↓↓↓

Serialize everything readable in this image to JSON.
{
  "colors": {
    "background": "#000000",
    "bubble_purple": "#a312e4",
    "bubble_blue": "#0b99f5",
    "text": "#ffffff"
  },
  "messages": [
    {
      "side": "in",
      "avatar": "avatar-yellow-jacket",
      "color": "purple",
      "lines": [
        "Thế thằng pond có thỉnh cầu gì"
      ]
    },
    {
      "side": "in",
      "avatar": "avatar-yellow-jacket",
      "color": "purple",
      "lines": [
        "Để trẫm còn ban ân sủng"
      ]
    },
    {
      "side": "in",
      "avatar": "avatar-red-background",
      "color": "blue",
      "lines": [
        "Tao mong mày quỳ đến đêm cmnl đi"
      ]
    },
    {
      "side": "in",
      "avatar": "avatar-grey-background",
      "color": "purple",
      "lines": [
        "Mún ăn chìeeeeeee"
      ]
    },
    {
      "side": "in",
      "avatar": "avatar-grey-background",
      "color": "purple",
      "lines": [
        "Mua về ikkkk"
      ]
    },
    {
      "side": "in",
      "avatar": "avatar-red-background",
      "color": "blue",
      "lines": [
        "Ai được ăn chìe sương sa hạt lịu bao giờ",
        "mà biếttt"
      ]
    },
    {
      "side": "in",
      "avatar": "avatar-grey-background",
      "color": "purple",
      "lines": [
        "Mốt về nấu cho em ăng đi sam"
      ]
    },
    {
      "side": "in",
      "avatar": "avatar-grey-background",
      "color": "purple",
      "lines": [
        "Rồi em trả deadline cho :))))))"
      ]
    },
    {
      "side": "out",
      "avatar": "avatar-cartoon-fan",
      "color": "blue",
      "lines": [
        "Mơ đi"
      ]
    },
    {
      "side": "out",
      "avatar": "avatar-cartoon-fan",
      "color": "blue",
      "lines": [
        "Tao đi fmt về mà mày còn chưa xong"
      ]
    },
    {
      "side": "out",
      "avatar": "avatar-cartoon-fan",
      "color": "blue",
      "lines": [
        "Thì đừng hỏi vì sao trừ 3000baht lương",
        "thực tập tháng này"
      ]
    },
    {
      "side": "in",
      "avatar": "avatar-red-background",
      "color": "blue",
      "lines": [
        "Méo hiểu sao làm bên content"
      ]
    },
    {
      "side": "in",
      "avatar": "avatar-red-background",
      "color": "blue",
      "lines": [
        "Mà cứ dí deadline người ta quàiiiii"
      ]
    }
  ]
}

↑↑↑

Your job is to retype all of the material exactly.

Serialize everything readable in this image to JSON.
{
  "colors": {
    "background": "#000000",
    "bubble_purple": "#a312e4",
    "bubble_blue": "#0b99f5",
    "text": "#ffffff"
  },
  "messages": [
    {
      "side": "in",
      "avatar": "avatar-yellow-jacket",
      "color": "purple",
      "lines": [
        "Thế thằng pond có thỉnh cầu gì"
      ]
    },
    {
      "side": "in",
      "avatar": "avatar-yellow-jacket",
      "color": "purple",
      "lines": [
        "Để trẫm còn ban ân sủng"
      ]
    },
    {
      "side": "in",
      "avatar": "avatar-red-background",
      "color": "blue",
      "lines": [
        "Tao mong mày quỳ đến đêm cmnl đi"
      ]
    },
    {
      "side": "in",
      "avatar": "avatar-grey-background",
      "color": "purple",
      "lines": [
        "Mún ăn chìeeeeeee"
      ]
    },
    {
      "side": "in",
      "avatar": "avatar-grey-background",
      "color": "purple",
      "lines": [
        "Mua về ikkkk"
      ]
    },
    {
      "side": "in",
      "avatar": "avatar-red-background",
      "color": "blue",
      "lines": [
        "Ai được ăn chìe sương sa hạt lịu bao giờ",
        "mà biếttt"
      ]
    },
    {
      "side": "in",
      "avatar": "avatar-grey-background",
      "color": "purple",
      "lines": [
        "Mốt về nấu cho em ăng đi sam"
      ]
    },
    {
      "side": "in",
      "avatar": "avatar-grey-background",
      "color": "purple",
      "lines": [
        "Rồi em trả deadline cho :))))))"
      ]
    },
    {
      "side": "out",
      "avatar": "avatar-cartoon-fan",
      "color": "blue",
      "lines": [
        "Mơ đi"
      ]
    },
    {
      "side": "out",
      "avatar": "avatar-cartoon-fan",
      "color": "blue",
      "lines": [
        "Tao đi fmt về mà mày còn chưa xong"
      ]
    },
    {
      "side": "out",
      "avatar": "avatar-cartoon-fan",
      "color": "blue",
      "lines": [
        "Thì đừng hỏi vì sao trừ 3000baht lương",
        "thực tập tháng này"
      ]
    },
    {
      "side": "in",
      "avatar": "avatar-red-background",
      "color": "blue",
      "lines": [
        "Méo hiểu sao làm bên content"
      ]
    },
    {
      "side": "in",
      "avatar": "avatar-red-background",
      "color": "blue",
      "lines": [
        "Mà cứ dí deadline người ta quàiiiii"
      ]
    }
  ]
}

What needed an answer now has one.